What started with Tupperware became a phenomenon in the last half of the twentieth century, and it's still going strong today. My kitchen, filled as it is with Pampered Chef products, is a testimony to the appeal of the product party.
|Freshwater pearl and bead necklace from WAR International|
But earlier this year, I went to a different kind of product party, put on by Women at Risk International.
(The organization is headquartered in my area, but they do have an online store. It's a great place to find holiday gifts that are beautiful, affordable, and beneficial. And you don't even need to brave the mall.)

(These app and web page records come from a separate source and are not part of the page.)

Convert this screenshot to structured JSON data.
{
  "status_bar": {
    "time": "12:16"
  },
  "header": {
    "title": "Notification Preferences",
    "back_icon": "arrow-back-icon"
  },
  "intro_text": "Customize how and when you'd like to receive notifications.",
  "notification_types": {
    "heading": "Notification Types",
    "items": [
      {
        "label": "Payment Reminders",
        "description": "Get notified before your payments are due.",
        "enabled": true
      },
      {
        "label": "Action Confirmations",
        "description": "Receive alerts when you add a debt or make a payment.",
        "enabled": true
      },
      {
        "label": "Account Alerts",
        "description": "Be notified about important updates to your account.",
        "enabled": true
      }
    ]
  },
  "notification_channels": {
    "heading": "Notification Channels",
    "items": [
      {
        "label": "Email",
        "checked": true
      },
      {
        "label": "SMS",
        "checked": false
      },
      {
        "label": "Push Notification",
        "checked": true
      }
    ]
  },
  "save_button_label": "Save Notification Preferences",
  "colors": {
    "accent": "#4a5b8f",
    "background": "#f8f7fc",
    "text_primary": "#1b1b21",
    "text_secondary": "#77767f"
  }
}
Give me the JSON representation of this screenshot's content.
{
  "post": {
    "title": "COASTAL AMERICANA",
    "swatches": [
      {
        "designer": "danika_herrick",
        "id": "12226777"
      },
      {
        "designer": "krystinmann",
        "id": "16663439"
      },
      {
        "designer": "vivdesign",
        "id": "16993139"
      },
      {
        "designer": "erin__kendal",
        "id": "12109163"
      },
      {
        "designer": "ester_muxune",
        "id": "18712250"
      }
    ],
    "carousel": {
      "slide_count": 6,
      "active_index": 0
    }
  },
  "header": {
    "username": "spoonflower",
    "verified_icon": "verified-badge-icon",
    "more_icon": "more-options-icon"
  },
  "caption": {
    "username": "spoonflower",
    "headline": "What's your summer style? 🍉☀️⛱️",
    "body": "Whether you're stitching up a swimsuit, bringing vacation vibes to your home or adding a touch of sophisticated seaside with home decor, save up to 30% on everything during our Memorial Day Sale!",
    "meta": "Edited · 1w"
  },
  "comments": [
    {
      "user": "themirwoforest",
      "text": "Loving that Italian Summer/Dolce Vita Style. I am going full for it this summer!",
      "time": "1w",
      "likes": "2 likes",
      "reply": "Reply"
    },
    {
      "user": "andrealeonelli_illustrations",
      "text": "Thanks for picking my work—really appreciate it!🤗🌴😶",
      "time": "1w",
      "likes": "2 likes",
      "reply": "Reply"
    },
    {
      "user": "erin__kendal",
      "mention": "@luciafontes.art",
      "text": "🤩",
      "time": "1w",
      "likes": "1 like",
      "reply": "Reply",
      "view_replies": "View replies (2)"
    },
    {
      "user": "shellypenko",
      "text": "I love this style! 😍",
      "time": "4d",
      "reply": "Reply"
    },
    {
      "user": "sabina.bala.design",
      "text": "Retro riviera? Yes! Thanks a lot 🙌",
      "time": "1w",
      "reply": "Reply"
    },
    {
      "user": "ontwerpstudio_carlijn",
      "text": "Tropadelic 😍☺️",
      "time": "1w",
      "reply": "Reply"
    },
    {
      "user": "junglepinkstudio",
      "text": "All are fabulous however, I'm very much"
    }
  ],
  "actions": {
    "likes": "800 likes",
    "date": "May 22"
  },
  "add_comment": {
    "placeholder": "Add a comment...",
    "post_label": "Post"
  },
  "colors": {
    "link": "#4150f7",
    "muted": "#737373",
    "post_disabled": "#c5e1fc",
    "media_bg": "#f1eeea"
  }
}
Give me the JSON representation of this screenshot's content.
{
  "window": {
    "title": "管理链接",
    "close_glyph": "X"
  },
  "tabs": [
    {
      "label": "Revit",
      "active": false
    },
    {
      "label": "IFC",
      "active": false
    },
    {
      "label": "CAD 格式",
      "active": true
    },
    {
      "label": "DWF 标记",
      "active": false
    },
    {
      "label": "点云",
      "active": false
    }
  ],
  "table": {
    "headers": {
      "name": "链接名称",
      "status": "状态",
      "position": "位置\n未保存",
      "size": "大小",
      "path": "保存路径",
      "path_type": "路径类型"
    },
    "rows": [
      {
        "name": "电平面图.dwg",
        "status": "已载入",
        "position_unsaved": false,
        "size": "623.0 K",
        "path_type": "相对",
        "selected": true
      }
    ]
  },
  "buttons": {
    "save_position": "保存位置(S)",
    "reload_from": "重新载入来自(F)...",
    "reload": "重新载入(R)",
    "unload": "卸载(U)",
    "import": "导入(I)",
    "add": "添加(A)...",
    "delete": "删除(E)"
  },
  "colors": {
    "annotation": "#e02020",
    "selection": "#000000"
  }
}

At the party I attended, most of the items for sale were accessories — jewelry, scarves, purses, etc. — made by women rescued from slavery.
Slavery? In the 21st century?
I know. It doesn't seem to make sense.
But a quick Google search on the word "trafficking" turned up these quotes:
"Today, there are more slaves in the world than we have ever had in history," said Dr. Amy Branam during a recent presentation... about human trafficking in the United States. "It happens everywhere in the world." Many people are shocked to learn that not only does slavery still exist today, but it is considered the fastest growing criminal industry in the world.
(source: Human Trafficking Search)
"Estimates have placed human trafficking and illicit migration as a $28 billion enterprise, steadily catching up with drug and arms trafficking."
"Human trade, slave markets, the buying and selling of people — these are words and phrases that, to many people, echo a brutal and distant time in our past. But to the countless women, men, and children trafficked every year, these words coldly define the horror of their lives. Trafficking is a global phenomenon where victims are sexually exploited, forced into labor and subjected to abuse."At the event I attended, Women at Risk's founder spoke on her organization's efforts to combat the evil of human trafficking by offering women shelter, safety, and job skill training.
(source: Amnesty International)
And she told us that human trafficking isn't limited to other countries — it happens in the United States. In the suburbs. In nice Christian families.
A few days later, a story about the arrest of a Minnesota man who prostituted his wife via Craigslist appeared on Christianity Today's website.*
Maybe reading a story like that brings the issue home, especially for parents of young daughters. But even if slavery didn't exist in the U.S., it should be an issue of concern to Christians worldwide, just as it was in earlier centuries.
Shining like justice is a big part of our call.
*(Note: In the months since that story posted, Craigslist shut down its "Adult Services" section.)
The post's title is borrowed from the Cake song Short Skirt, Long Jacket.